Grupo 103: Inglés
Grupo 104: Inglés
Profesorado:
Attila Tomas Macsotay Bunt
Periodo de Impartición:
Tercer trimestre
Horario:

Presentación

MUY IMPORTANTE: ESTE PDA CORRESPONDE A UN CURSO ACADÉMICO ANTERIOR. POR ELLO PUEDE SER OBJETO DE MODIFICACIONES NO SUBSTANCIALES PARA EL CURSO ACTUAL.

 

¿Qué es la cultura? ¿Cómo definir este concepto en el contexto contemporáneo? Este curso estudia las diferentes teorías que a lo largo de la segunda mitad del siglo XX y el principio del XXI han elaborado modelos sobre el funcionamiento de la cultura y las relaciones que la componen, desde las perpectivas disciplinares de la filosofía, la antropología, la sociología, los estudios de género, la teoría literaria y los estudios postcoloniales. El eje central del curso será el papel que juega el concepto de globalización en este marco de relaciones. Se tendrá en cuenta no sólo la interacción entre las distintas manifestaciones culturales, sino también su dimensión ideológica, social y política. Para ello se prestará especial atención a la relación entre cultura popular y alta cultura, al papel del mercado, las instituciones educativas y los medios de comunicación, y a la definición de conceptos como sistema, identidad, diferencia, multiculturalismo y subalternidad. A lo largo del curso se comentarán lecturas de Foucault, Barthes, Williams, Baudrillard, Bourdieu, Even-Zohar, Jameson, Said y Rancière entre otros.

Competencias asociadas

Capacidad de reflexión teórica y pensamiento crítico.
Metodologías de análisis e investigación.
Contenidos fundamentales históricos y teóricos.
Presentación de modelos disciplinarios básicos.
Introducción a perspectiva interdisciplinaria.
Capacidad de argumentación y presentación oral

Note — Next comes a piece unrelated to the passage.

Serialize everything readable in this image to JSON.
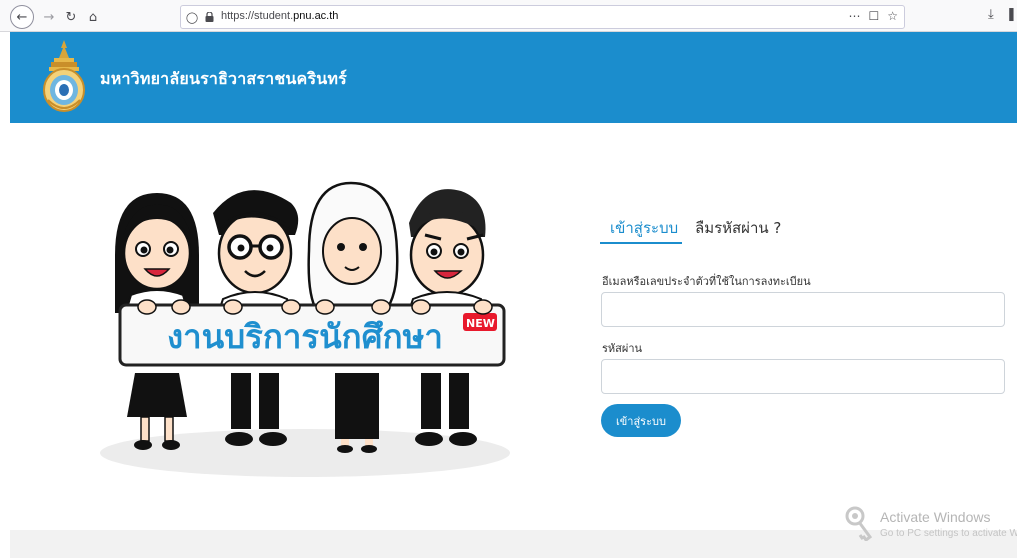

Resultados del aprendizaje

Reconocimiento crítico e imaginación interpretativa textual.
Definición teórica de conceptos fundamentales del grado.
Conocimientos elementales de análisis de dinámicas culturales.
Introducción a textos fundamentales de la historia del pensamiento.
Capacidad para interrelacionar producción cultural y contexto.